Collection entries
===============

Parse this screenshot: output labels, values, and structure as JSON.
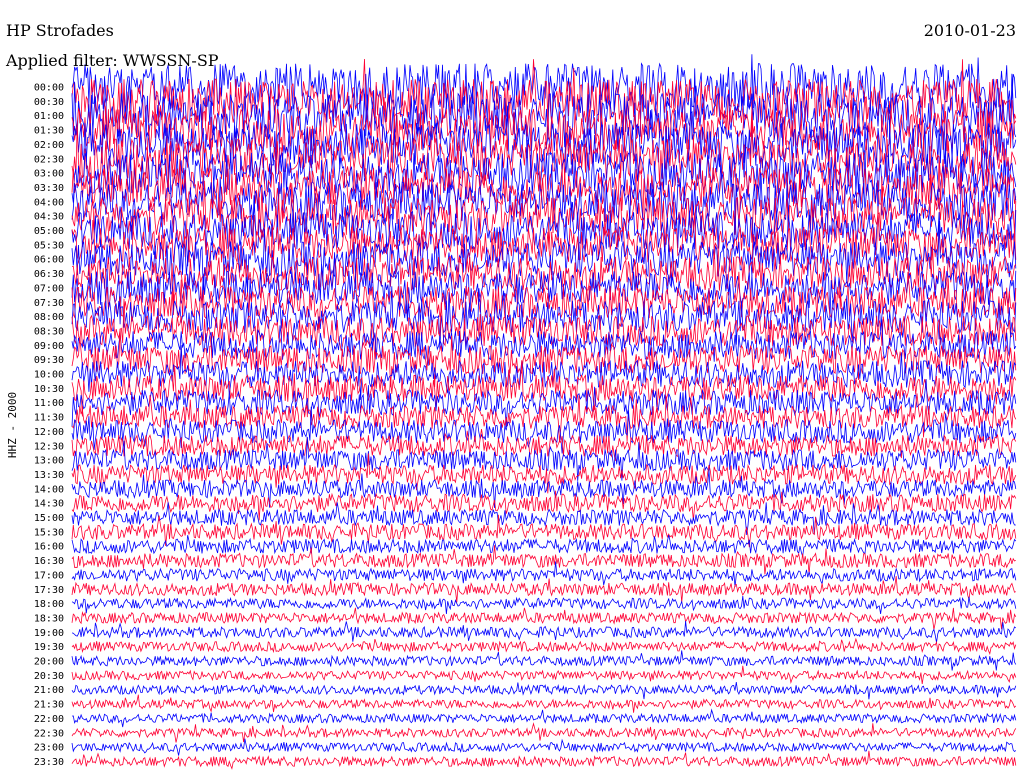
{
  "chart_data": {
    "type": "line",
    "subtype": "helicorder",
    "station": "HP Strofades",
    "date": "2010-01-23",
    "filter_label": "Applied filter: WWSSN-SP",
    "channel_label": "HHZ - 2000",
    "row_labels": [
      "00:00",
      "00:30",
      "01:00",
      "01:30",
      "02:00",
      "02:30",
      "03:00",
      "03:30",
      "04:00",
      "04:30",
      "05:00",
      "05:30",
      "06:00",
      "06:30",
      "07:00",
      "07:30",
      "08:00",
      "08:30",
      "09:00",
      "09:30",
      "10:00",
      "10:30",
      "11:00",
      "11:30",
      "12:00",
      "12:30",
      "13:00",
      "13:30",
      "14:00",
      "14:30",
      "15:00",
      "15:30",
      "16:00",
      "16:30",
      "17:00",
      "17:30",
      "18:00",
      "18:30",
      "19:00",
      "19:30",
      "20:00",
      "20:30",
      "21:00",
      "21:30",
      "22:00",
      "22:30",
      "23:00",
      "23:30"
    ],
    "row_duration_minutes": 30,
    "trace_colors": [
      "#0000ff",
      "#ff0033"
    ],
    "relative_amplitude_by_row": [
      2.6,
      2.5,
      2.5,
      2.4,
      2.4,
      2.3,
      2.3,
      2.2,
      2.2,
      2.1,
      2.1,
      2.0,
      2.0,
      1.9,
      1.9,
      1.8,
      1.8,
      1.7,
      1.6,
      1.6,
      1.5,
      1.5,
      1.4,
      1.3,
      1.3,
      1.2,
      1.2,
      1.1,
      1.0,
      1.0,
      0.9,
      0.9,
      0.8,
      0.8,
      0.7,
      0.7,
      0.6,
      0.6,
      0.6,
      0.55,
      0.55,
      0.5,
      0.5,
      0.5,
      0.5,
      0.5,
      0.5,
      0.55
    ],
    "grid": false
  }
}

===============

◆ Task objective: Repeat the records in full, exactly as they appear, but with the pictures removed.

◆ Task response:
Parse this screenshot: output labels, values, and structure as JSON.
{
  "chart_data": {
    "type": "line",
    "subtype": "helicorder",
    "station": "HP Strofades",
    "date": "2010-01-23",
    "filter_label": "Applied filter: WWSSN-SP",
    "channel_label": "HHZ - 2000",
    "row_labels": [
      "00:00",
      "00:30",
      "01:00",
      "01:30",
      "02:00",
      "02:30",
      "03:00",
      "03:30",
      "04:00",
      "04:30",
      "05:00",
      "05:30",
      "06:00",
      "06:30",
      "07:00",
      "07:30",
      "08:00",
      "08:30",
      "09:00",
      "09:30",
      "10:00",
      "10:30",
      "11:00",
      "11:30",
      "12:00",
      "12:30",
      "13:00",
      "13:30",
      "14:00",
      "14:30",
      "15:00",
      "15:30",
      "16:00",
      "16:30",
      "17:00",
      "17:30",
      "18:00",
      "18:30",
      "19:00",
      "19:30",
      "20:00",
      "20:30",
      "21:00",
      "21:30",
      "22:00",
      "22:30",
      "23:00",
      "23:30"
    ],
    "row_duration_minutes": 30,
    "trace_colors": [
      "#0000ff",
      "#ff0033"
    ],
    "relative_amplitude_by_row": [
      2.6,
      2.5,
      2.5,
      2.4,
      2.4,
      2.3,
      2.3,
      2.2,
      2.2,
      2.1,
      2.1,
      2.0,
      2.0,
      1.9,
      1.9,
      1.8,
      1.8,
      1.7,
      1.6,
      1.6,
      1.5,
      1.5,
      1.4,
      1.3,
      1.3,
      1.2,
      1.2,
      1.1,
      1.0,
      1.0,
      0.9,
      0.9,
      0.8,
      0.8,
      0.7,
      0.7,
      0.6,
      0.6,
      0.6,
      0.55,
      0.55,
      0.5,
      0.5,
      0.5,
      0.5,
      0.5,
      0.5,
      0.55
    ],
    "grid": false
  }
}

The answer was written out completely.